The earliest year of death for which a benefit payment has been made thus far is 1970, and the largest benefit payment made thus far is $673,485. Insurers are required to pay interest on delayed payments. The payout figure includes 1,209 payments totaling $16.9 million made to New York payees, the statement said.
In addition to the payouts, life insurers have initiated claims processing for payments to 27,889 other matches, the statement said.
Insurance companies use a Social Security database called the "Death Master File" to cut off payments to deceased policyholders, but do not utilize this tool to ensure that unclaimed death benefits go to their rightful beneficiaries. Over the summer, the New York Insurance Department ordered 172 companies to start cross-checking against lists of policyholders to determine when benefits are due.
Over the past year, life insurance companies have faced scrutiny from regulators in New York and elsewhere over their handling of unpaid death benefits. In November, the New York State Attorney General's Office and the State Comptroller announced the launch of a state investigation into such practices, after their offices uncovered data that indicated that millions in insurance death benefit funds may have been improperly withheld from beneficiaries. The announcement came after Attorney General Eric Schneiderman subpoenaed nine large insurance companies, including AXA SA, Genworth Financial Inc, Guardian Life Insurance Co of America, Manulife Financial Corp, Massachusetts Mutual Life Insurance Co, MetLife Inc, New York Life Insurance Co, Prudential Financial Inc, and TIAA-CREF, over the summer.

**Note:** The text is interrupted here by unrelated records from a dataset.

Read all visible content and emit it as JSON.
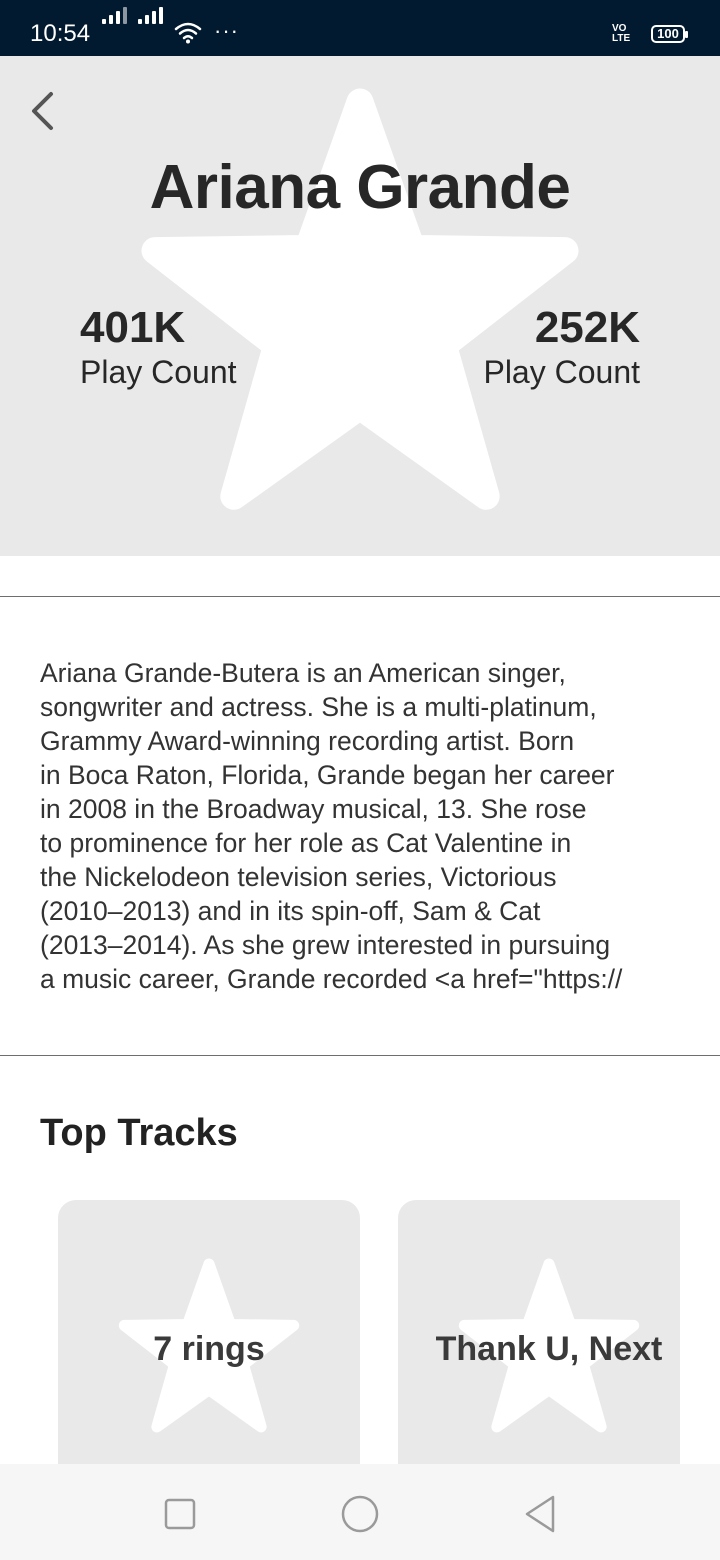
{
  "status_bar": {
    "time": "10:54",
    "dots": "···",
    "volte_line1": "VO",
    "volte_line2": "LTE",
    "battery": "100"
  },
  "header": {
    "artist_name": "Ariana Grande",
    "stats": [
      {
        "value": "401K",
        "label": "Play Count"
      },
      {
        "value": "252K",
        "label": "Play Count"
      }
    ]
  },
  "bio": {
    "lines": [
      "Ariana Grande-Butera is an American singer,",
      "songwriter and actress. She is a multi-platinum,",
      "Grammy Award-winning recording artist. Born",
      "in Boca Raton, Florida, Grande began her career",
      "in 2008 in the Broadway musical, 13. She rose",
      "to prominence for her role as Cat Valentine in",
      "the Nickelodeon television series, Victorious",
      "(2010–2013) and in its spin-off, Sam & Cat",
      "(2013–2014). As she grew interested in pursuing",
      "a music career, Grande recorded <a href=\"https://"
    ]
  },
  "top_tracks": {
    "title": "Top Tracks",
    "items": [
      {
        "title": "7 rings"
      },
      {
        "title": "Thank U, Next"
      }
    ]
  },
  "icons": {
    "back": "chevron-left-icon",
    "placeholder": "star-icon",
    "nav_recents": "square-icon",
    "nav_home": "circle-icon",
    "nav_back": "triangle-back-icon"
  },
  "colors": {
    "status_bar_bg": "#021a30",
    "header_bg": "#e9e9e9",
    "card_bg": "#e9e9e9",
    "nav_bg": "#f6f6f6"
  }
}
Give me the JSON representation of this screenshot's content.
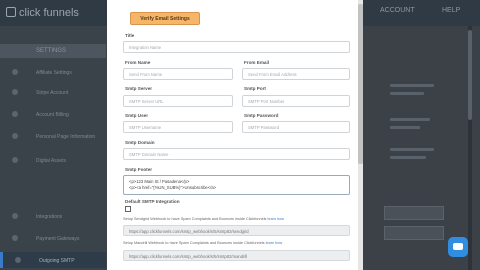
{
  "app": {
    "logo_text": "click funnels",
    "account_label": "ACCOUNT",
    "help_label": "HELP"
  },
  "sidebar": {
    "header": "SETTINGS",
    "items": [
      {
        "label": "Affiliate Settings"
      },
      {
        "label": "Stripe Account"
      },
      {
        "label": "Account Billing"
      },
      {
        "label": "Personal Page Information"
      },
      {
        "label": "Digital Assets"
      },
      {
        "label": ""
      },
      {
        "label": ""
      },
      {
        "label": "Integrations"
      },
      {
        "label": "Payment Gateways"
      },
      {
        "label": "Outgoing SMTP"
      }
    ]
  },
  "modal": {
    "verify_button": "Verify Email Settings",
    "fields": {
      "title": {
        "label": "Title",
        "placeholder": "Integration Name"
      },
      "from_name": {
        "label": "From Name",
        "placeholder": "Send From Name"
      },
      "from_email": {
        "label": "From Email",
        "placeholder": "Send From Email Address"
      },
      "smtp_server": {
        "label": "Smtp Server",
        "placeholder": "SMTP Server URL"
      },
      "smtp_port": {
        "label": "Smtp Port",
        "placeholder": "SMTP Port Number"
      },
      "smtp_user": {
        "label": "Smtp User",
        "placeholder": "SMTP Username"
      },
      "smtp_password": {
        "label": "Smtp Password",
        "placeholder": "SMTP Password"
      },
      "smtp_domain": {
        "label": "Smtp Domain",
        "placeholder": "SMTP Domain Name"
      },
      "smtp_footer": {
        "label": "Smtp Footer",
        "line1": "<p>123 Main St / Pasadena</p>",
        "line2": "<p><a href=\"{%UN_SUB%}\">Unsubscribe</a>"
      }
    },
    "default_smtp": {
      "label": "Default SMTP Integration",
      "checked": false
    },
    "sendgrid": {
      "text": "Setup Sendgrid Webhook to have Spam Complaints and Bounces inside Clickfunnels",
      "link": "learn how",
      "url": "https://app.clickfunnels.com/smtp_webhook/s/5/smtp82/sendgrid"
    },
    "mandrill": {
      "text": "Setup Mandrill Webhook to have Spam Complaints and Bounces inside Clickfunnels",
      "link": "learn how",
      "url": "https://app.clickfunnels.com/smtp_webhook/s/5/smtp82/mandrill"
    }
  },
  "colors": {
    "accent_orange": "#f5b66a",
    "chat_blue": "#2f8ee2"
  }
}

Meanwhile, Florida is chair of a multi-state National Association of Insurance Commissioners (NAIC) task force investigating life and annuity claims practices. The primary charge of the task force is to coordinate the activities of state insurance regulators in pursuing investigations / settlements regarding possible unfair claims practices. Other states on the task force include California, Iowa, Louisiana, North Dakota, New Jersey, New Hampshire, Pennsylvania and West Virginia.